Burundi’s TRC chairman, Pierre Claver Ndayicariye, confirmed on Friday that the remains of 6,032 victims, as well as thousands of bullets, were recovered in Karusi Province. As Reuters reports, clothes, glasses, and rosaries were used to identify some of the victims. It became the largest finding since Burundi has launched a nationwide excavation in January.
The African nation does its best to normalize its social life. The current democratic government is struggling to come to terms with a violent past, characterized by suffered colonial occupation, civil war, and decades of intermittent massacres.
Referring to a massacre that is believed to have targeted people from the Hutu ethnic group, TRC head Ndayicariye said families of the victims were able to “break the silence” that was imposed four years ago.
Burundi continues to map the mass graves
Burundi’s civil war, which killed 300,000 people before it ended in 2005, had ethnic overtones. Two tribes, Hutu and Tutsi, have clashed very violently. As of 2020, a government commission has mapped over 4,000 mass graves across the country and identified more than 142,000 victims of violence.
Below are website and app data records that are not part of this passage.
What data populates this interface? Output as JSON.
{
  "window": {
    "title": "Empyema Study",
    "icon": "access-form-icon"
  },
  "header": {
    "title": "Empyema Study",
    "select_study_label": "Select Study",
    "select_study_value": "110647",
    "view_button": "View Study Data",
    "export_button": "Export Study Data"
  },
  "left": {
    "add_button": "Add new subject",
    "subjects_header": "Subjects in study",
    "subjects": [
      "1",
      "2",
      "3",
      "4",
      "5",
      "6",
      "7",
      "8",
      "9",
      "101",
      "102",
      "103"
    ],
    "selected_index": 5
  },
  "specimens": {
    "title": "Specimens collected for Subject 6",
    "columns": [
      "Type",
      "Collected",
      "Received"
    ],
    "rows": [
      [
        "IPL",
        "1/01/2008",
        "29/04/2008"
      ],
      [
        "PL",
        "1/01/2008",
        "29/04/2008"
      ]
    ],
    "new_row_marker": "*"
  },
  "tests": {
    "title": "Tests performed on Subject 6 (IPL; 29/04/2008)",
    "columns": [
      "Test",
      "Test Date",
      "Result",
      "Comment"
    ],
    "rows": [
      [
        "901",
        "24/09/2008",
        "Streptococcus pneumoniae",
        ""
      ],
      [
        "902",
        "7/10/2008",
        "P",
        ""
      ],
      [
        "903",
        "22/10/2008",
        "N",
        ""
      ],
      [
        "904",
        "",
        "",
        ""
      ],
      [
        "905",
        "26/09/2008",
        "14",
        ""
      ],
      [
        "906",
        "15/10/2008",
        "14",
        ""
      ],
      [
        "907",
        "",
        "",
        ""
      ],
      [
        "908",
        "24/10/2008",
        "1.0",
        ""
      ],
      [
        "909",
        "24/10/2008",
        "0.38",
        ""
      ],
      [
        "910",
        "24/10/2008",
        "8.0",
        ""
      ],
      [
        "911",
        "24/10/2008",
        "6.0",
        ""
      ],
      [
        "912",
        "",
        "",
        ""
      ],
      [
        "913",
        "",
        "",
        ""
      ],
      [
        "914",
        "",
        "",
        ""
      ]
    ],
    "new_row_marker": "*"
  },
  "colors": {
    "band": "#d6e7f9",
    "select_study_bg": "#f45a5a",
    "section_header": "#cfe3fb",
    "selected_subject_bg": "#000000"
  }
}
The government-run commission was set up in 2014 to investigate atrocities from 1885 — when foreigners arrived in Burundi — until 2008, when a stalled peace deal to end the civil war was fully implemented.